Reckitt president of global nutrition Patrick Sly also did an exclusive interview with CBS News this week. “It shouldn’t happen,” he said of the shortage. “We won’t rest until we get every baby in this country the formula that they need.” 

In terms of the next steps, Carrie Jones, principal at JPA Health, says manufacturers need to regain the trust of their customers. She says media coverage of the formula recall and shortage was minimal at first, but “the intensity of the crisis was visible from day one on social channels.” 

However, manufacturers weren’t adding their voices to those conversations or tapping into the activism that was growing among new moms who were formula-feeding their babies. 

“Given how the communications leading up to the extreme shortage for baby formula was handled, manufacturers have a long road ahead of them to build trust with parents, consumer advocates and the federal government,” Jones says. She adds that it is paramount that they “communicate with kindness.” 

“Recent media coverage shines light on how many families are struggling to feed their children, especially infants born prematurely and socially disadvantaged families,” she says. “By demonstrating cultural competence, we can create a safe place to talk about the role formula plays in caring for infants. Not all moms can breastfeed, and we shouldn’t stigmatize this population.” 

Gil Bashe, managing partner and chair of global health and purpose at Finn Partners, says manufacturers need to speak directly to parents with compassion and understanding about the here and now, not six or two months from now. 

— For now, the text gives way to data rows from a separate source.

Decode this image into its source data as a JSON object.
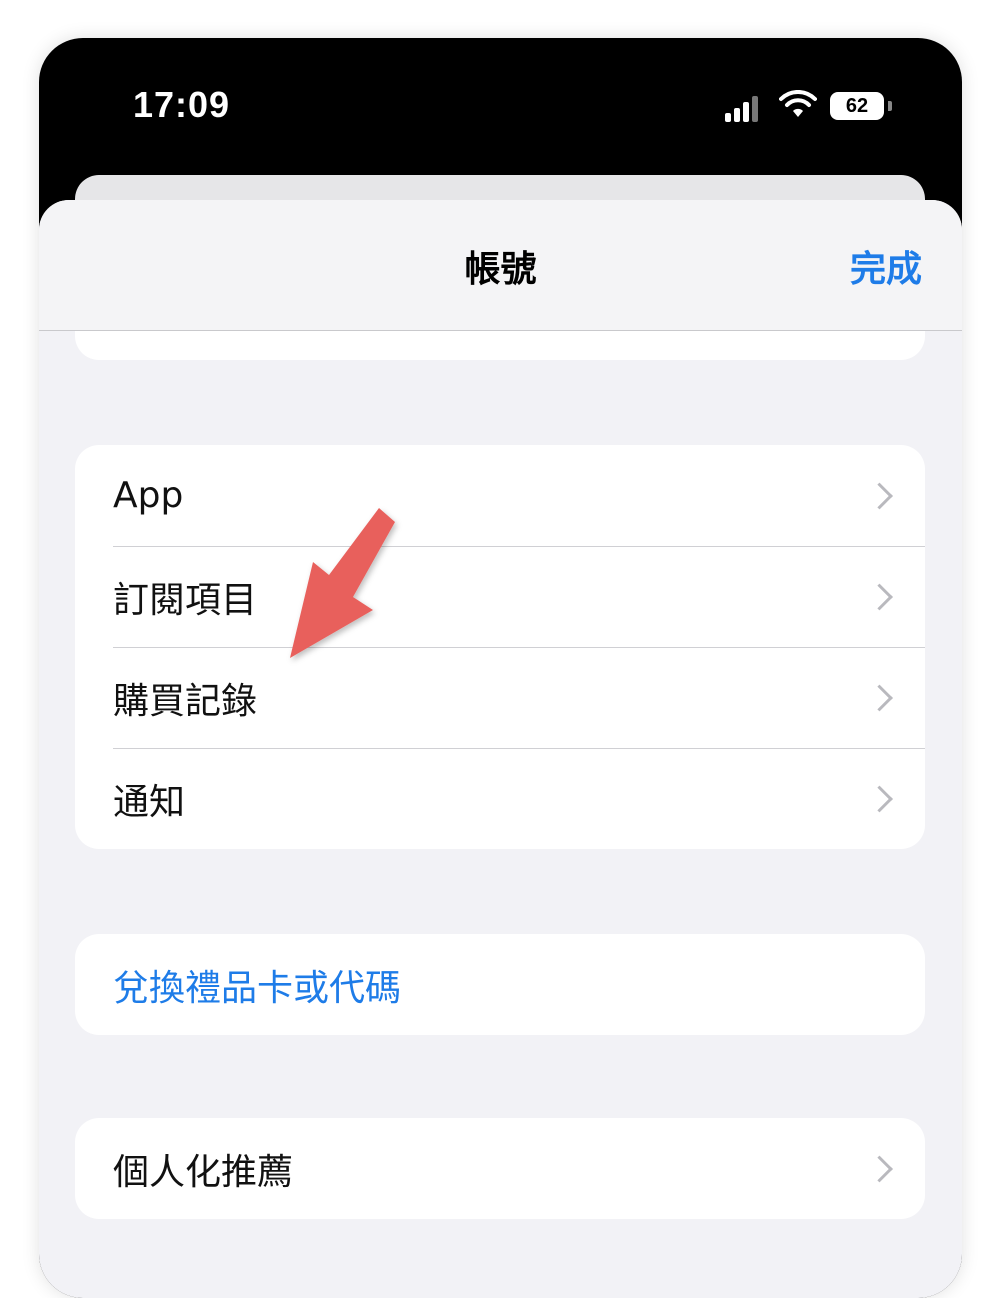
{
  "status_bar": {
    "time": "17:09",
    "battery": "62"
  },
  "nav": {
    "title": "帳號",
    "done_label": "完成"
  },
  "groups": [
    {
      "rows": [
        {
          "label": "App"
        },
        {
          "label": "訂閱項目"
        },
        {
          "label": "購買記錄"
        },
        {
          "label": "通知"
        }
      ]
    },
    {
      "rows": [
        {
          "label": "兌換禮品卡或代碼"
        }
      ]
    },
    {
      "rows": [
        {
          "label": "個人化推薦"
        }
      ]
    }
  ],
  "colors": {
    "accent": "#1e7ce8",
    "arrow": "#e8605c",
    "background": "#f2f2f6"
  }
}
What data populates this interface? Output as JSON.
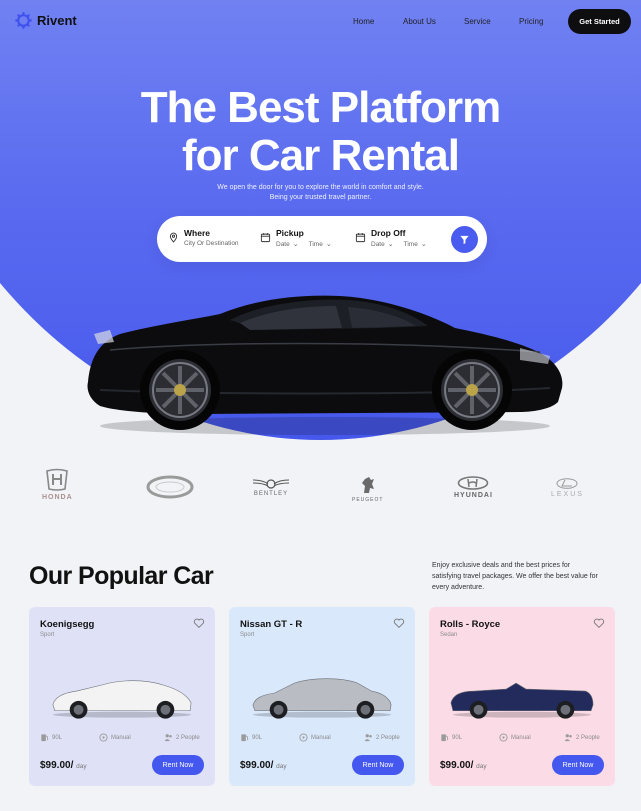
{
  "brand": {
    "name": "Rivent"
  },
  "nav": {
    "links": [
      "Home",
      "About Us",
      "Service",
      "Pricing"
    ],
    "cta": "Get Started"
  },
  "hero": {
    "headline_line1": "The Best Platform",
    "headline_line2": "for Car Rental",
    "subline_line1": "We open the door for you to explore the world in comfort and style.",
    "subline_line2": "Being your trusted travel partner."
  },
  "search": {
    "where": {
      "title": "Where",
      "placeholder": "City Or Destination"
    },
    "pickup": {
      "title": "Pickup",
      "date": "Date",
      "time": "Time"
    },
    "dropoff": {
      "title": "Drop Off",
      "date": "Date",
      "time": "Time"
    },
    "filter_icon": "filter-icon"
  },
  "brands": [
    "HONDA",
    "",
    "BENTLEY",
    "PEUGEOT",
    "HYUNDAI",
    "LEXUS"
  ],
  "popular": {
    "title": "Our Popular Car",
    "description_line1": "Enjoy exclusive deals and the best prices for",
    "description_line2": "satisfying travel packages. We offer the best value for",
    "description_line3": "every adventure.",
    "cards": [
      {
        "name": "Koenigsegg",
        "type": "Sport",
        "fuel": "90L",
        "transmission": "Manual",
        "capacity": "2 People",
        "price": "$99.00/",
        "per": "day",
        "cta": "Rent Now",
        "bg": "#dfe2f7",
        "car_color": "#f3f3f3"
      },
      {
        "name": "Nissan GT - R",
        "type": "Sport",
        "fuel": "90L",
        "transmission": "Manual",
        "capacity": "2 People",
        "price": "$99.00/",
        "per": "day",
        "cta": "Rent Now",
        "bg": "#d9e8fb",
        "car_color": "#b9bcc2"
      },
      {
        "name": "Rolls - Royce",
        "type": "Sedan",
        "fuel": "90L",
        "transmission": "Manual",
        "capacity": "2 People",
        "price": "$99.00/",
        "per": "day",
        "cta": "Rent Now",
        "bg": "#fbdce6",
        "car_color": "#232a5c"
      }
    ]
  },
  "colors": {
    "accent": "#4a5bef",
    "dark": "#0e0e10"
  }
}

“Players have spoken to the science and timelines,” he says. “Now it has become mission critical for them to speak to parents’ anxiety, because this is a very heightened level of anxiety. It’s about a child’s well-being and potential survival. The stakes are much higher.”

He suggests the industry come together, in collaboration rather than competition, to talk about those anxieties and how they are filling the gaps while production ramps back up. 

“I think we are going to see more of that collaboration,” adds Bashe.

This article originally appeared on PRWeek US.